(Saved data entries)

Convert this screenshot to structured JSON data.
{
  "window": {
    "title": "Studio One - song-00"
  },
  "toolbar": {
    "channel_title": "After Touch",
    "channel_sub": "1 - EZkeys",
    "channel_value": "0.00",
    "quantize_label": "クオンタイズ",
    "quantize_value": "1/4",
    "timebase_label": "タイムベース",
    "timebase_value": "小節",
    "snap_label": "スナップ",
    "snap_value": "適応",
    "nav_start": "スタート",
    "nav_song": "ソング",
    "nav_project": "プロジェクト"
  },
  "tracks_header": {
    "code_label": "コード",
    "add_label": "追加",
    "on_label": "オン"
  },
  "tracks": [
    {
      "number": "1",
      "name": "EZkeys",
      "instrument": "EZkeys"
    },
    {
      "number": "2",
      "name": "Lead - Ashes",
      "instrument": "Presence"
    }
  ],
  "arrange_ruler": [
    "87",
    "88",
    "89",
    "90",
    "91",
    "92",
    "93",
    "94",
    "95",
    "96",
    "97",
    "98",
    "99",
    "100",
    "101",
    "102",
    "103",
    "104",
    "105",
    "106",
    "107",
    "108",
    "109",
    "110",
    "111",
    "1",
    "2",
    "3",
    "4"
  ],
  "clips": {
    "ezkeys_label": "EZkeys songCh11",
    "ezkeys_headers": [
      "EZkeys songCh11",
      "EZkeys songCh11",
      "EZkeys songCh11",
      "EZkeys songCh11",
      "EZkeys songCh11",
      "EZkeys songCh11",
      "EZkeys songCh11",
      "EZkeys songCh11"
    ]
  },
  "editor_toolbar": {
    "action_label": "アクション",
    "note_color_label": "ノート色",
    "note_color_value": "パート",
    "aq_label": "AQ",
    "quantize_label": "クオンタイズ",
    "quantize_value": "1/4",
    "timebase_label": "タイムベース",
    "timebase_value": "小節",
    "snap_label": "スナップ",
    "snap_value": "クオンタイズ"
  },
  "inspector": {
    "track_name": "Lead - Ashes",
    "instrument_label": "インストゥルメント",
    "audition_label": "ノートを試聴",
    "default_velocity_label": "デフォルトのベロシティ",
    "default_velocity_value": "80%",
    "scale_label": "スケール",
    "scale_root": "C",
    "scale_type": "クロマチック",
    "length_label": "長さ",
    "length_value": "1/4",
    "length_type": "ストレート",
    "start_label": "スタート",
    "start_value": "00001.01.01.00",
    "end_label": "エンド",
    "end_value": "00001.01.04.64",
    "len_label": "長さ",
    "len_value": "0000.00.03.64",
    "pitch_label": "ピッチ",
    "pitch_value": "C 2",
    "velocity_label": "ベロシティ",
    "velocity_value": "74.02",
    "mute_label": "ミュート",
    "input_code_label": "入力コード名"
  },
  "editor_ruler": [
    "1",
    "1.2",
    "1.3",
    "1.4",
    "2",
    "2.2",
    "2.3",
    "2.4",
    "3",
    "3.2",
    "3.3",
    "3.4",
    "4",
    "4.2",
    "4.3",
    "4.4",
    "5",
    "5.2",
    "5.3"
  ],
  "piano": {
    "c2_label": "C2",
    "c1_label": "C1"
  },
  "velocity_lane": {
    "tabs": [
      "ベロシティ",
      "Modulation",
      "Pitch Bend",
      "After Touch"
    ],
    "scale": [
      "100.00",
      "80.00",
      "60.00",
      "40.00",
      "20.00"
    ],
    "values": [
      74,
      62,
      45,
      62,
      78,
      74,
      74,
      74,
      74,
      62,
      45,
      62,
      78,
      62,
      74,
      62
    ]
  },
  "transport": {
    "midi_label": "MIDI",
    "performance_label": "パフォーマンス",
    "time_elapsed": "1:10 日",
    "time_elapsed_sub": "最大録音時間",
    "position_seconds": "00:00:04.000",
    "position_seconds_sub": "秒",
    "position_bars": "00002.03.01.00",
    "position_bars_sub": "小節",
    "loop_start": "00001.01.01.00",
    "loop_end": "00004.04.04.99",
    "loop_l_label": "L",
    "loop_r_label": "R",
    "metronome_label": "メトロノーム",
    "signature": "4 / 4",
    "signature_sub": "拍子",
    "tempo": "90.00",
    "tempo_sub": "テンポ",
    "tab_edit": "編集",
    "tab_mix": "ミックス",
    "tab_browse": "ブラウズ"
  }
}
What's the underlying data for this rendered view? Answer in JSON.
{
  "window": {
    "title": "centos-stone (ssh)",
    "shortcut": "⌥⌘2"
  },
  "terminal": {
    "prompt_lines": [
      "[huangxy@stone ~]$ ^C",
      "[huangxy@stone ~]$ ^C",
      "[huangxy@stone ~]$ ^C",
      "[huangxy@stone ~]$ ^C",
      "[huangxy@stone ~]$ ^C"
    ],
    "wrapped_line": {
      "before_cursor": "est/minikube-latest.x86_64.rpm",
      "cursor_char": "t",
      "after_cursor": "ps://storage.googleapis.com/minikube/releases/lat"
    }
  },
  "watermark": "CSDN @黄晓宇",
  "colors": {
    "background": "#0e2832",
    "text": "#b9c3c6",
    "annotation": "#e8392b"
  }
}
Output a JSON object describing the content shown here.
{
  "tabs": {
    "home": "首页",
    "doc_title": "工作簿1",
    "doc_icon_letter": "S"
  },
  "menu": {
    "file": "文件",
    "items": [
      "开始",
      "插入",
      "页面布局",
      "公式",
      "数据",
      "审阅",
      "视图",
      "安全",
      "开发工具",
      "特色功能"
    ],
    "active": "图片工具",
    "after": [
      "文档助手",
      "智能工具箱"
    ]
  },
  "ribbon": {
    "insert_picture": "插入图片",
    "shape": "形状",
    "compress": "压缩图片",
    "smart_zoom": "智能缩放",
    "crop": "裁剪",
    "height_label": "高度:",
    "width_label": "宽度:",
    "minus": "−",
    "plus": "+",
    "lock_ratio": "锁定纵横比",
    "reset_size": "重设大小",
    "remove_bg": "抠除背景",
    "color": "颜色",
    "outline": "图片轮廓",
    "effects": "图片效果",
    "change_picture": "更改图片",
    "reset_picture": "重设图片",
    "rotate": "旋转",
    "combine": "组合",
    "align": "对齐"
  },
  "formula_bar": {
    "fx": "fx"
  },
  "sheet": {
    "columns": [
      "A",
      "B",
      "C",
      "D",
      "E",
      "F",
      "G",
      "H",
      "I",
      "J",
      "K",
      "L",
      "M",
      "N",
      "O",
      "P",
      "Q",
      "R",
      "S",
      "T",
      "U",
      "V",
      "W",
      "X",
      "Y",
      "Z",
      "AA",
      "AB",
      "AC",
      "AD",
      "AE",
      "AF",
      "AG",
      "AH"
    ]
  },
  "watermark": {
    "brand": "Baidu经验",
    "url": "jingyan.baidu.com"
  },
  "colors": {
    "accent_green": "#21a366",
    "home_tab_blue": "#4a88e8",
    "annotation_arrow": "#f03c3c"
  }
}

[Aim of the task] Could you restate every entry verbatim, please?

[Finished task]
Convert this screenshot to structured JSON data.
{
  "window": {
    "title": "Studio One - song-00"
  },
  "toolbar": {
    "channel_title": "After Touch",
    "channel_sub": "1 - EZkeys",
    "channel_value": "0.00",
    "quantize_label": "クオンタイズ",
    "quantize_value": "1/4",
    "timebase_label": "タイムベース",
    "timebase_value": "小節",
    "snap_label": "スナップ",
    "snap_value": "適応",
    "nav_start": "スタート",
    "nav_song": "ソング",
    "nav_project": "プロジェクト"
  },
  "tracks_header": {
    "code_label": "コード",
    "add_label": "追加",
    "on_label": "オン"
  },
  "tracks": [
    {
      "number": "1",
      "name": "EZkeys",
      "instrument": "EZkeys"
    },
    {
      "number": "2",
      "name": "Lead - Ashes",
      "instrument": "Presence"
    }
  ],
  "arrange_ruler": [
    "87",
    "88",
    "89",
    "90",
    "91",
    "92",
    "93",
    "94",
    "95",
    "96",
    "97",
    "98",
    "99",
    "100",
    "101",
    "102",
    "103",
    "104",
    "105",
    "106",
    "107",
    "108",
    "109",
    "110",
    "111",
    "1",
    "2",
    "3",
    "4"
  ],
  "clips": {
    "ezkeys_label": "EZkeys songCh11",
    "ezkeys_headers": [
      "EZkeys songCh11",
      "EZkeys songCh11",
      "EZkeys songCh11",
      "EZkeys songCh11",
      "EZkeys songCh11",
      "EZkeys songCh11",
      "EZkeys songCh11",
      "EZkeys songCh11"
    ]
  },
  "editor_toolbar": {
    "action_label": "アクション",
    "note_color_label": "ノート色",
    "note_color_value": "パート",
    "aq_label": "AQ",
    "quantize_label": "クオンタイズ",
    "quantize_value": "1/4",
    "timebase_label": "タイムベース",
    "timebase_value": "小節",
    "snap_label": "スナップ",
    "snap_value": "クオンタイズ"
  },
  "inspector": {
    "track_name": "Lead - Ashes",
    "instrument_label": "インストゥルメント",
    "audition_label": "ノートを試聴",
    "default_velocity_label": "デフォルトのベロシティ",
    "default_velocity_value": "80%",
    "scale_label": "スケール",
    "scale_root": "C",
    "scale_type": "クロマチック",
    "length_label": "長さ",
    "length_value": "1/4",
    "length_type": "ストレート",
    "start_label": "スタート",
    "start_value": "00001.01.01.00",
    "end_label": "エンド",
    "end_value": "00001.01.04.64",
    "len_label": "長さ",
    "len_value": "0000.00.03.64",
    "pitch_label": "ピッチ",
    "pitch_value": "C 2",
    "velocity_label": "ベロシティ",
    "velocity_value": "74.02",
    "mute_label": "ミュート",
    "input_code_label": "入力コード名"
  },
  "editor_ruler": [
    "1",
    "1.2",
    "1.3",
    "1.4",
    "2",
    "2.2",
    "2.3",
    "2.4",
    "3",
    "3.2",
    "3.3",
    "3.4",
    "4",
    "4.2",
    "4.3",
    "4.4",
    "5",
    "5.2",
    "5.3"
  ],
  "piano": {
    "c2_label": "C2",
    "c1_label": "C1"
  },
  "velocity_lane": {
    "tabs": [
      "ベロシティ",
      "Modulation",
      "Pitch Bend",
      "After Touch"
    ],
    "scale": [
      "100.00",
      "80.00",
      "60.00",
      "40.00",
      "20.00"
    ],
    "values": [
      74,
      62,
      45,
      62,
      78,
      74,
      74,
      74,
      74,
      62,
      45,
      62,
      78,
      62,
      74,
      62
    ]
  },
  "transport": {
    "midi_label": "MIDI",
    "performance_label": "パフォーマンス",
    "time_elapsed": "1:10 日",
    "time_elapsed_sub": "最大録音時間",
    "position_seconds": "00:00:04.000",
    "position_seconds_sub": "秒",
    "position_bars": "00002.03.01.00",
    "position_bars_sub": "小節",
    "loop_start": "00001.01.01.00",
    "loop_end": "00004.04.04.99",
    "loop_l_label": "L",
    "loop_r_label": "R",
    "metronome_label": "メトロノーム",
    "signature": "4 / 4",
    "signature_sub": "拍子",
    "tempo": "90.00",
    "tempo_sub": "テンポ",
    "tab_edit": "編集",
    "tab_mix": "ミックス",
    "tab_browse": "ブラウズ"
  }
}
What's the underlying data for this rendered view? Answer in JSON.
{
  "window": {
    "title": "centos-stone (ssh)",
    "shortcut": "⌥⌘2"
  },
  "terminal": {
    "prompt_lines": [
      "[huangxy@stone ~]$ ^C",
      "[huangxy@stone ~]$ ^C",
      "[huangxy@stone ~]$ ^C",
      "[huangxy@stone ~]$ ^C",
      "[huangxy@stone ~]$ ^C"
    ],
    "wrapped_line": {
      "before_cursor": "est/minikube-latest.x86_64.rpm",
      "cursor_char": "t",
      "after_cursor": "ps://storage.googleapis.com/minikube/releases/lat"
    }
  },
  "watermark": "CSDN @黄晓宇",
  "colors": {
    "background": "#0e2832",
    "text": "#b9c3c6",
    "annotation": "#e8392b"
  }
}
Output a JSON object describing the content shown here.
{
  "tabs": {
    "home": "首页",
    "doc_title": "工作簿1",
    "doc_icon_letter": "S"
  },
  "menu": {
    "file": "文件",
    "items": [
      "开始",
      "插入",
      "页面布局",
      "公式",
      "数据",
      "审阅",
      "视图",
      "安全",
      "开发工具",
      "特色功能"
    ],
    "active": "图片工具",
    "after": [
      "文档助手",
      "智能工具箱"
    ]
  },
  "ribbon": {
    "insert_picture": "插入图片",
    "shape": "形状",
    "compress": "压缩图片",
    "smart_zoom": "智能缩放",
    "crop": "裁剪",
    "height_label": "高度:",
    "width_label": "宽度:",
    "minus": "−",
    "plus": "+",
    "lock_ratio": "锁定纵横比",
    "reset_size": "重设大小",
    "remove_bg": "抠除背景",
    "color": "颜色",
    "outline": "图片轮廓",
    "effects": "图片效果",
    "change_picture": "更改图片",
    "reset_picture": "重设图片",
    "rotate": "旋转",
    "combine": "组合",
    "align": "对齐"
  },
  "formula_bar": {
    "fx": "fx"
  },
  "sheet": {
    "columns": [
      "A",
      "B",
      "C",
      "D",
      "E",
      "F",
      "G",
      "H",
      "I",
      "J",
      "K",
      "L",
      "M",
      "N",
      "O",
      "P",
      "Q",
      "R",
      "S",
      "T",
      "U",
      "V",
      "W",
      "X",
      "Y",
      "Z",
      "AA",
      "AB",
      "AC",
      "AD",
      "AE",
      "AF",
      "AG",
      "AH"
    ]
  },
  "watermark": {
    "brand": "Baidu经验",
    "url": "jingyan.baidu.com"
  },
  "colors": {
    "accent_green": "#21a366",
    "home_tab_blue": "#4a88e8",
    "annotation_arrow": "#f03c3c"
  }
}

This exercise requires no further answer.